__What you have to do__: Print the records exactly and in full, please; the pictures stay out.

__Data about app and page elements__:
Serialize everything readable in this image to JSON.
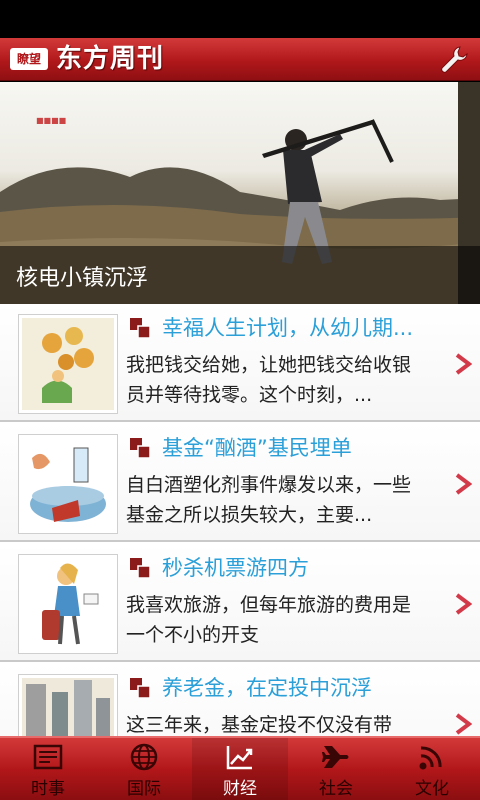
{
  "header": {
    "logo_text": "瞭望",
    "title": "东方周刊",
    "settings_icon": "wrench-icon"
  },
  "hero": {
    "caption": "核电小镇沉浮"
  },
  "articles": [
    {
      "title": "幸福人生计划，从幼儿期...",
      "desc": "我把钱交给她，让她把钱交给收银员并等待找零。这个时刻，..."
    },
    {
      "title": "基金“酗酒”基民埋单",
      "desc": "自白酒塑化剂事件爆发以来，一些基金之所以损失较大，主要..."
    },
    {
      "title": "秒杀机票游四方",
      "desc": "我喜欢旅游，但每年旅游的费用是一个不小的开支"
    },
    {
      "title": "养老金，在定投中沉浮",
      "desc": "这三年来，基金定投不仅没有带"
    }
  ],
  "tabs": [
    {
      "label": "时事",
      "icon": "newspaper-icon"
    },
    {
      "label": "国际",
      "icon": "globe-icon"
    },
    {
      "label": "财经",
      "icon": "chart-icon"
    },
    {
      "label": "社会",
      "icon": "airplane-icon"
    },
    {
      "label": "文化",
      "icon": "signal-icon"
    }
  ],
  "active_tab": "财经",
  "colors": {
    "accent_red": "#b0181b",
    "title_blue": "#2a9fd8"
  }
}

__The completed task__:
Serialize everything readable in this image to JSON.
{
  "header": {
    "logo_text": "瞭望",
    "title": "东方周刊",
    "settings_icon": "wrench-icon"
  },
  "hero": {
    "caption": "核电小镇沉浮"
  },
  "articles": [
    {
      "title": "幸福人生计划，从幼儿期...",
      "desc": "我把钱交给她，让她把钱交给收银员并等待找零。这个时刻，..."
    },
    {
      "title": "基金“酗酒”基民埋单",
      "desc": "自白酒塑化剂事件爆发以来，一些基金之所以损失较大，主要..."
    },
    {
      "title": "秒杀机票游四方",
      "desc": "我喜欢旅游，但每年旅游的费用是一个不小的开支"
    },
    {
      "title": "养老金，在定投中沉浮",
      "desc": "这三年来，基金定投不仅没有带"
    }
  ],
  "tabs": [
    {
      "label": "时事",
      "icon": "newspaper-icon"
    },
    {
      "label": "国际",
      "icon": "globe-icon"
    },
    {
      "label": "财经",
      "icon": "chart-icon"
    },
    {
      "label": "社会",
      "icon": "airplane-icon"
    },
    {
      "label": "文化",
      "icon": "signal-icon"
    }
  ],
  "active_tab": "财经",
  "colors": {
    "accent_red": "#b0181b",
    "title_blue": "#2a9fd8"
  }
}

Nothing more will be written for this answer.